LeRoy Frasier, a Durham native who was one of the first black undergraduate students to attend UNC, died on Dec. 29, in New York City due to heart failure. He was 80 years old.
Joseph Jordan, director of UNC’s Sonja Haynes Stone Center for Black Culture and History, said LeRoy Frasier’s contributions to UNC affect every student and faculty member.
“LeRoy Frasier represented a long, unbroken line of purposeful activists who never wavered when called to challenge injustice in all of its forms, including segregation in higher education,” Jordan said. “Every student who passes through the halls of UNC-Chapel Hill, and each and every faculty member and staff person, should understand the meaning of the sacrifices made by LeRoy Frasier, his brother Ralph and John Brandon. Their selfless actions provided the foundation for all that is good about this University today, and all that challenges us to be even better than we think we are.”
LeRoy Frasier, his brother Ralph and friend John Lewis Brandon were students at Durham’s all-black Hillside High School. They challenged UNC’s separate but equal admissions policy in 1955, when they applied to UNC but were rejected.

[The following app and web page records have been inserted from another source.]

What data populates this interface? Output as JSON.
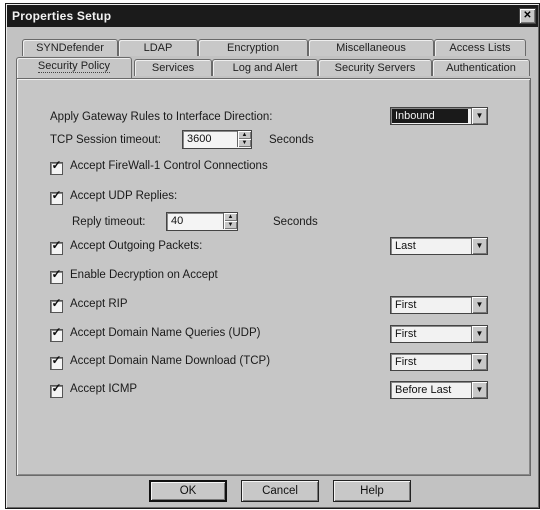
{
  "window": {
    "title": "Properties Setup",
    "close_glyph": "✕"
  },
  "tabs_back": [
    "SYNDefender",
    "LDAP",
    "Encryption",
    "Miscellaneous",
    "Access Lists"
  ],
  "tabs_front": [
    "Security Policy",
    "Services",
    "Log and Alert",
    "Security Servers",
    "Authentication"
  ],
  "active_tab": "Security Policy",
  "gateway": {
    "label": "Apply Gateway Rules to Interface Direction:",
    "value": "Inbound"
  },
  "tcp_timeout": {
    "label": "TCP Session timeout:",
    "value": "3600",
    "unit": "Seconds"
  },
  "checks": {
    "firewall_control": {
      "label": "Accept FireWall-1 Control Connections",
      "checked": true
    },
    "udp_replies": {
      "label": "Accept UDP Replies:",
      "checked": true
    },
    "outgoing": {
      "label": "Accept Outgoing Packets:",
      "checked": true,
      "value": "Last"
    },
    "decryption": {
      "label": "Enable Decryption on Accept",
      "checked": true
    },
    "rip": {
      "label": "Accept RIP",
      "checked": true,
      "value": "First"
    },
    "dns_udp": {
      "label": "Accept Domain Name Queries (UDP)",
      "checked": true,
      "value": "First"
    },
    "dns_tcp": {
      "label": "Accept Domain Name Download (TCP)",
      "checked": true,
      "value": "First"
    },
    "icmp": {
      "label": "Accept ICMP",
      "checked": true,
      "value": "Before Last"
    }
  },
  "reply_timeout": {
    "label": "Reply timeout:",
    "value": "40",
    "unit": "Seconds"
  },
  "buttons": {
    "ok": "OK",
    "cancel": "Cancel",
    "help": "Help"
  },
  "icons": {
    "checkmark": "✓",
    "dropdown": "chevron-down-icon",
    "spin_up": "▲",
    "spin_down": "▼",
    "arrow": "▼"
  }
}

At the time, the UNC Board of Trustees stated it was due to the students’ ability to attend a Black college in the state.
The three filed a suit against the BOT, on the grounds that separate but equal colleges were unconstitutional under the 1954 United States Supreme Court case, Brown v. Board of Education.